But Pokimane, whose real name is Imane Anys, said in her own video that Bowblax hadn’t made a transformative change to her content—which would have given him fair use to make a video about her beef with Keemstar. Instead, she said, Bowblax basically just re-uploaded her content for his gain.
“Bowblax strung together all the tweets and videos from Twitter and just re-uploaded to YouTube with no editing or commentary or voiceover,” Pokimane said. “That video was getting a lot of traction at the time, and being completely honest, I kind of wanted to be over with all the petty drama.”
She also said PewDiePie was right in saying that her takedown was a bad idea if she wanted to hide the drama, and she’d been speaking with Bowblax in private messages and that they’d come to an understanding. But she didn’t back down from the idea that Bowblax didn’t make a transformative change to her work, meaning she was well within her rights to take down his video.
Pokimane also said she would continue taking down videos if they’re simply re-uploads of her Twitch stream or if there’s “a gross or misleading title” that references her.
YouTube’s copyright claim system has been the source of plenty of controversy. Here’s how the system works: A person or company can flag a YouTuber’s video if that person or company feels the YouTuber is using their work for the YouTuber’s gain. If a claim is made, the revenue for that video goes to the flagger instead of the YouTuber but the video remains live. If a person or company copyright-strikes a video—like what Anys did to Bowblax—that video is then taken down from the site.

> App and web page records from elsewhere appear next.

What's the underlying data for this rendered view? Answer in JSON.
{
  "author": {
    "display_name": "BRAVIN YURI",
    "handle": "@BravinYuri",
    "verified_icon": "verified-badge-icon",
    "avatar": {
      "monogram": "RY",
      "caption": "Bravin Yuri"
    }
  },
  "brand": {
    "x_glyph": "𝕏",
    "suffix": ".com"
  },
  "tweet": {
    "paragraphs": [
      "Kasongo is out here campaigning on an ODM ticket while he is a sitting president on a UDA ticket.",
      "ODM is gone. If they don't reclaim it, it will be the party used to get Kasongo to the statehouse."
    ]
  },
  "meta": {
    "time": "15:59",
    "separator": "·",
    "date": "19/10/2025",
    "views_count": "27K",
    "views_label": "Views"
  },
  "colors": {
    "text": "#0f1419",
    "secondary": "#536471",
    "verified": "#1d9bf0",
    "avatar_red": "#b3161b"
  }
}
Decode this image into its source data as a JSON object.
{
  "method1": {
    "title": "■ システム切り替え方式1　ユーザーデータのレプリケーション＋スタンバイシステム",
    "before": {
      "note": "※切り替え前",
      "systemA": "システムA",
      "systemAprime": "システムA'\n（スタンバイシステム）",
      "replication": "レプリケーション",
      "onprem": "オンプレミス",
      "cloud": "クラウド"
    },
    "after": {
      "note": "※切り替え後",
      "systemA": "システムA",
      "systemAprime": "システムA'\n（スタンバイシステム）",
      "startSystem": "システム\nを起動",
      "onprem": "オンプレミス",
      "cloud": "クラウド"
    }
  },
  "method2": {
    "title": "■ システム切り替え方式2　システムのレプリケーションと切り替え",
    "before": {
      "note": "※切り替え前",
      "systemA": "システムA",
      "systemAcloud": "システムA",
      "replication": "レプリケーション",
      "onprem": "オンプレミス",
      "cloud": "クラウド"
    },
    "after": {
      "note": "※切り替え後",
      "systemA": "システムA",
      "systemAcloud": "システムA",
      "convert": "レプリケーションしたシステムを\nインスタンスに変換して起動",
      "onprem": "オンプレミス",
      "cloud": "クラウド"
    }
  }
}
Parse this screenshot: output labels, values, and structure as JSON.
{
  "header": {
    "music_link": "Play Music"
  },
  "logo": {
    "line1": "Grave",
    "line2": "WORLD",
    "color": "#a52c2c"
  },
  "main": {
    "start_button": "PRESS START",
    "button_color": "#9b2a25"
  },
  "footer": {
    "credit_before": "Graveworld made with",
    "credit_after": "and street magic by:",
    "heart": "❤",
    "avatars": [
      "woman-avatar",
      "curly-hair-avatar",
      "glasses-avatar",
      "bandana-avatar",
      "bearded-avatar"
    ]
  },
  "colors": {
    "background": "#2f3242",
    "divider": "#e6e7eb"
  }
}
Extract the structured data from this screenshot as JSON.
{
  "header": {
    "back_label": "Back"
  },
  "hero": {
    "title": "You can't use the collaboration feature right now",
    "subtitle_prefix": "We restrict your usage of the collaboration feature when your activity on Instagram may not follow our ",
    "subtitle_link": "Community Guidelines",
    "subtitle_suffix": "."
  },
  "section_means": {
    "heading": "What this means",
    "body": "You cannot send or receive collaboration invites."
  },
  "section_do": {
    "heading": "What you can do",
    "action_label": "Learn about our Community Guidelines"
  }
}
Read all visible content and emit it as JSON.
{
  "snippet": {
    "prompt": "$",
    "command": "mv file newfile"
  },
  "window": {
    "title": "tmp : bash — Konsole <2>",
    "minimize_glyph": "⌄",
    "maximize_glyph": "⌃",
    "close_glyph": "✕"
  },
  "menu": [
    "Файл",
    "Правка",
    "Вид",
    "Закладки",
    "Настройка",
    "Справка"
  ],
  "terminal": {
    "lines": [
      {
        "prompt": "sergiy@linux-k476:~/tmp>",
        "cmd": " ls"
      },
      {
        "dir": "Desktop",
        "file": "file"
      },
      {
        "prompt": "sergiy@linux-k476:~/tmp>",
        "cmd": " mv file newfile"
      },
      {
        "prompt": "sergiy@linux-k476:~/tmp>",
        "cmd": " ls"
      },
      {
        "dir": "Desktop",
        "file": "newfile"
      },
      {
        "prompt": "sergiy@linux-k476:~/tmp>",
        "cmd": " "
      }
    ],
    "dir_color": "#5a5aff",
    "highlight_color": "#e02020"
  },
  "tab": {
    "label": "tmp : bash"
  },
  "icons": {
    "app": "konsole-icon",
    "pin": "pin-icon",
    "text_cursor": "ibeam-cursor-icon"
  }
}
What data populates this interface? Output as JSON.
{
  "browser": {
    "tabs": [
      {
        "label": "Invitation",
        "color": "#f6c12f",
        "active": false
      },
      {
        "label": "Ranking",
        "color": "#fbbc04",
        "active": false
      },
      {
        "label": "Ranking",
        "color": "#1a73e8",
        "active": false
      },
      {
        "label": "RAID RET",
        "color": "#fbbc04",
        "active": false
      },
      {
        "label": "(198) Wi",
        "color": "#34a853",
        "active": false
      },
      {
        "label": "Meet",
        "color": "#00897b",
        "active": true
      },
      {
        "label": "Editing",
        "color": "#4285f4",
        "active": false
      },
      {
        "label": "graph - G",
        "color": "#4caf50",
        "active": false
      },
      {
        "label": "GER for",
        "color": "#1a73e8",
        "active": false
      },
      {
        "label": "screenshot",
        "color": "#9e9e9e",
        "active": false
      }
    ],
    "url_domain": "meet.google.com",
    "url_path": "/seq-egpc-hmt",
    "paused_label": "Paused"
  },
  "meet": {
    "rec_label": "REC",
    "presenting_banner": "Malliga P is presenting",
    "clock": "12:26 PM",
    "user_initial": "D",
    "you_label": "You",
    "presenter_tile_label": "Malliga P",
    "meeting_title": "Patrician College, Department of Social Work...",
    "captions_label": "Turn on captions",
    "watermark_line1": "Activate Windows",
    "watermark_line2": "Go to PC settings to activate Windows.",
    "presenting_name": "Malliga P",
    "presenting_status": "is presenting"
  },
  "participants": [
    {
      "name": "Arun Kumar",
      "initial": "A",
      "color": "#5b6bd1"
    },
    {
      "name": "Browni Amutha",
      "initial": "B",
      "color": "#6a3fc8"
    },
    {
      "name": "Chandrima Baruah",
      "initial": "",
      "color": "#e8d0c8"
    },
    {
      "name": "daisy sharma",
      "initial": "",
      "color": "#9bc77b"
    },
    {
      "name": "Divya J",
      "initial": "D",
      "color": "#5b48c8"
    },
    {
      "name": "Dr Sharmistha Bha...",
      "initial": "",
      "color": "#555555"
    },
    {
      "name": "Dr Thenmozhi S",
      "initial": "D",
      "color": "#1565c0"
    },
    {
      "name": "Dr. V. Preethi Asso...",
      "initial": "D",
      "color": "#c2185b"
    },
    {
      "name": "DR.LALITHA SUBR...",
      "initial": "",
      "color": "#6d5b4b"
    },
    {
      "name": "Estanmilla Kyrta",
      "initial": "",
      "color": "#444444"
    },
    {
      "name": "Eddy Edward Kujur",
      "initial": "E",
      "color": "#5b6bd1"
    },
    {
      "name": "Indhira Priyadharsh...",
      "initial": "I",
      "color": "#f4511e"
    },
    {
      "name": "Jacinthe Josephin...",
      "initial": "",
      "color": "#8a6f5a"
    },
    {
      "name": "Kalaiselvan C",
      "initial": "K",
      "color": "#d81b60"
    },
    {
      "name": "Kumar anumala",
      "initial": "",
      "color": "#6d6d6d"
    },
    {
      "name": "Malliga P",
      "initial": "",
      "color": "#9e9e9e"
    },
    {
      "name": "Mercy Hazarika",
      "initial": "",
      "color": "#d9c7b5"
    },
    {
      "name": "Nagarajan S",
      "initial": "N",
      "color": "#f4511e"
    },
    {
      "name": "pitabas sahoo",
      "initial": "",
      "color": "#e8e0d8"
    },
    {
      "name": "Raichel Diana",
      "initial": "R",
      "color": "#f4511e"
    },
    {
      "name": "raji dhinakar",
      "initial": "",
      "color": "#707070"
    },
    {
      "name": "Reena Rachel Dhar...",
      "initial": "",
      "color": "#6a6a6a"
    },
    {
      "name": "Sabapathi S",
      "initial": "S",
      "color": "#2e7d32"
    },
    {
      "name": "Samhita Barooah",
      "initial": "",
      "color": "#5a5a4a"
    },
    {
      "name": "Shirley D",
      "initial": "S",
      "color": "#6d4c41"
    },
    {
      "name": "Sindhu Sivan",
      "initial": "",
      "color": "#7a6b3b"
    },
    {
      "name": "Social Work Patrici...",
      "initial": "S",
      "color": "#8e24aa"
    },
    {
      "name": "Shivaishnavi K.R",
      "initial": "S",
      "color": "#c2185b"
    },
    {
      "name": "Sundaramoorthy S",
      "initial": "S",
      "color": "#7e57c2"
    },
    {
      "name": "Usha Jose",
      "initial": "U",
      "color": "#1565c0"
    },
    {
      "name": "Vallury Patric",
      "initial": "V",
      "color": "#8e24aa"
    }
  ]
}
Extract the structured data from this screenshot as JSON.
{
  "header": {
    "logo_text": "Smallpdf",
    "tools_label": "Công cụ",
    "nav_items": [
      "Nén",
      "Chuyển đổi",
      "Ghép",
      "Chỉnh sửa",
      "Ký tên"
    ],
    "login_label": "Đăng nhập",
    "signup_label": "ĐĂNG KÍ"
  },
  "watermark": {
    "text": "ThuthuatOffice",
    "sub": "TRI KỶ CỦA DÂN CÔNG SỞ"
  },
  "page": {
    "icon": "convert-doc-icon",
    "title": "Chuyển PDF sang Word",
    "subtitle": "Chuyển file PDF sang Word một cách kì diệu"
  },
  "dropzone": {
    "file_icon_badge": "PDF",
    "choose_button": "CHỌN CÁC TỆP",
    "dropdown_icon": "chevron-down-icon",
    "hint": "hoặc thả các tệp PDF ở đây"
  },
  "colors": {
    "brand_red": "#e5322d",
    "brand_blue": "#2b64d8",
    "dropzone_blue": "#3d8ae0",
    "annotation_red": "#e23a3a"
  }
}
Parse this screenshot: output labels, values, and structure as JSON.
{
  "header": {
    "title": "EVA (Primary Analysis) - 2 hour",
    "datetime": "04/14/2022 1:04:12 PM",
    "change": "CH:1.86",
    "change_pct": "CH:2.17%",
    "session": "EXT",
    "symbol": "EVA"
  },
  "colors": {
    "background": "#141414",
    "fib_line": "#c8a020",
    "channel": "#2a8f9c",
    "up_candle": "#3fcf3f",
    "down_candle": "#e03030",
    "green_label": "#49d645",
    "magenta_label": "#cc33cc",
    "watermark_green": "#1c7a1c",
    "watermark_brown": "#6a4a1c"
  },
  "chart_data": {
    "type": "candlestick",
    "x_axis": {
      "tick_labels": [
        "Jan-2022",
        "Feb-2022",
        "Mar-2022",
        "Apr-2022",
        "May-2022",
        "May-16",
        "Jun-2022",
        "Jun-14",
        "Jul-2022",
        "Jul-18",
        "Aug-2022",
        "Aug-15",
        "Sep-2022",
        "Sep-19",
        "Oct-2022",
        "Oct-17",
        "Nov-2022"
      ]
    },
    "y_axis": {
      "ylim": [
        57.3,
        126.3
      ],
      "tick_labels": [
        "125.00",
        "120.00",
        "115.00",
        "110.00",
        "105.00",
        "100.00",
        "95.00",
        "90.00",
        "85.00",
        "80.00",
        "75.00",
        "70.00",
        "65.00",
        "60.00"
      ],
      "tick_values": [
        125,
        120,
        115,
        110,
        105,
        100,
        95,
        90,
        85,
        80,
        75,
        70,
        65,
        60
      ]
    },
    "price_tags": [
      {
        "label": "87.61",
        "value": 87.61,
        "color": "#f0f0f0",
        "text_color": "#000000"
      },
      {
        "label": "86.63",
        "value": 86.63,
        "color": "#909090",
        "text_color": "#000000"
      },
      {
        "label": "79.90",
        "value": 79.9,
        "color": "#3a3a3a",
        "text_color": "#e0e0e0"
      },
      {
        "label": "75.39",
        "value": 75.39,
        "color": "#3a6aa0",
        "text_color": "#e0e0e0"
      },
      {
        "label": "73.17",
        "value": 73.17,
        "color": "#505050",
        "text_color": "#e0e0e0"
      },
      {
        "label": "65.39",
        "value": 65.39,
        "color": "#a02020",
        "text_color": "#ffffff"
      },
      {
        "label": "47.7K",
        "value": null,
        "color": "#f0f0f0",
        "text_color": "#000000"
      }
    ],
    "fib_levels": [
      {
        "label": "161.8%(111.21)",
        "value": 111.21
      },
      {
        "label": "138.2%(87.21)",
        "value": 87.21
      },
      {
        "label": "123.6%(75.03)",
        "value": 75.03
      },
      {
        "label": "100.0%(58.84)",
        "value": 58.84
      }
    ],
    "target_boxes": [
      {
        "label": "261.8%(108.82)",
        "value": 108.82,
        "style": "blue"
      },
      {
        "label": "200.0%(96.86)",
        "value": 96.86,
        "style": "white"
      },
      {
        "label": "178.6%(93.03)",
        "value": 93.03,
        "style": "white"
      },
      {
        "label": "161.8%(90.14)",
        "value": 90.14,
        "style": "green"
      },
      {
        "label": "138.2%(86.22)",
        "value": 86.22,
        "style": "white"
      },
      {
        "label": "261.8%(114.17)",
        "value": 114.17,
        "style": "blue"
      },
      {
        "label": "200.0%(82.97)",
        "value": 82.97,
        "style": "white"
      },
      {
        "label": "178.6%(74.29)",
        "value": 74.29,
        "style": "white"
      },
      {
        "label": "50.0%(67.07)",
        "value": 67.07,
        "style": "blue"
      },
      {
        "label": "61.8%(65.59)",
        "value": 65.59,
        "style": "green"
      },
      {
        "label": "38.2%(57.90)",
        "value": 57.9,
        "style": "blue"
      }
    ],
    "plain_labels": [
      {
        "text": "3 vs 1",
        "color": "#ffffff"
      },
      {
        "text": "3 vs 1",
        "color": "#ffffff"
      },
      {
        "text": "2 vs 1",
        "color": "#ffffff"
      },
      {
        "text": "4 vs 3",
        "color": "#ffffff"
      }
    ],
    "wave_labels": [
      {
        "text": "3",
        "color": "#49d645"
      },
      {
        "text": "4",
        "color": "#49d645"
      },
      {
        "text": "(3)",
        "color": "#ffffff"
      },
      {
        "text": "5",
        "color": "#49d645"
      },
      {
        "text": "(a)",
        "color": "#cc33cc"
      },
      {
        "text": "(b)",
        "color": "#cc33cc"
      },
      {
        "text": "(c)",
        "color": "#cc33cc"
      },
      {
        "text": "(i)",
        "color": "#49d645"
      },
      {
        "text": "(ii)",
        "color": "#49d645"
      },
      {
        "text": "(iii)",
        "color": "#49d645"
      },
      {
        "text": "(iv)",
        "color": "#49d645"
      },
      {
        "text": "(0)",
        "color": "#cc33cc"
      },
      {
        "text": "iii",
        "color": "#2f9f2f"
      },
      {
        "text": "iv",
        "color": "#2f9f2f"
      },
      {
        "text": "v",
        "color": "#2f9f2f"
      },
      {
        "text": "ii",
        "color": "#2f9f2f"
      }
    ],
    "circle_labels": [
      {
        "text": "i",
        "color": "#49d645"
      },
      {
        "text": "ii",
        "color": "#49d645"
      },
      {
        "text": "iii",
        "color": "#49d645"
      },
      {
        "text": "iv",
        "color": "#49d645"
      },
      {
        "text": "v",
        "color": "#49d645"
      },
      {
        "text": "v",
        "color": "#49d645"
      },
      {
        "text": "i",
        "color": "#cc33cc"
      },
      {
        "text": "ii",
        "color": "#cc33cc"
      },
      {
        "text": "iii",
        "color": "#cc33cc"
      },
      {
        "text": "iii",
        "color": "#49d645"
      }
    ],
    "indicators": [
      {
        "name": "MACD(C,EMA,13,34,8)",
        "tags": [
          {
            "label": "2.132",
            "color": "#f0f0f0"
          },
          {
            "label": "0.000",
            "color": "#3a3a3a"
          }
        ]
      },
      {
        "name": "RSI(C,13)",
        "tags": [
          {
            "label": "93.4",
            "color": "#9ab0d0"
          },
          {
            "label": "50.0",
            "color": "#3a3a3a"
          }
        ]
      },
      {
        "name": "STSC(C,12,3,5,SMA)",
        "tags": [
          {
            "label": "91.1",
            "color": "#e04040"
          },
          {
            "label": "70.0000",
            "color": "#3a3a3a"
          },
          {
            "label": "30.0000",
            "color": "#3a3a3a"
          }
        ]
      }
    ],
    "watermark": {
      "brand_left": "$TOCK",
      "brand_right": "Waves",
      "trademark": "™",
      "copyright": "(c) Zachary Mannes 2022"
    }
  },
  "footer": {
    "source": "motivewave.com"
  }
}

The YouTuber can appeal the copyright claim, but that appeal does not go to YouTube, which recently told the Daily Dot it doesn’t want to be the arbiter between these two parties to determine who holds the copyright.
Instead, the appeal goes to the original flagger, who can then deny the claim. If the YouTuber continues to push the issue, they can receive a strike on their channel, leading to a further loss of revenue.
It’s a system that’s potentially ripe for abuse—a recent private stream that wasn’t for public consumption made by YouTuber SmellyOctopus was claimed because, as he said, “Apparently, [the flagger] owns the right to my voice.” Making YouTubers even more exasperated is that it’s difficult to successfully appeal the claim.
“The problem here is that YouTube sways so insanely heavily toward the one making the claim,” PewDiePie said. Or as TheFatRat recently told the Daily Dot, “YouTube assumes that the claimant is right. And that’s what can make it frustrating.”
YouTube recently told the Daily Dot that it’s purged hundreds of flaggers who were abusing the copyright claim system.
Josh Katzowitz is a staff writer at the Daily Dot specializing in YouTube and boxing. His work has appeared in the New York Times, Wall Street Journal, Washington Post, and Los Angeles Times. A longtime sports writer, he's covered the NFL for CBSSports.com and boxing for Forbes. His work has been noted twice in the Best American Sports Writing book series.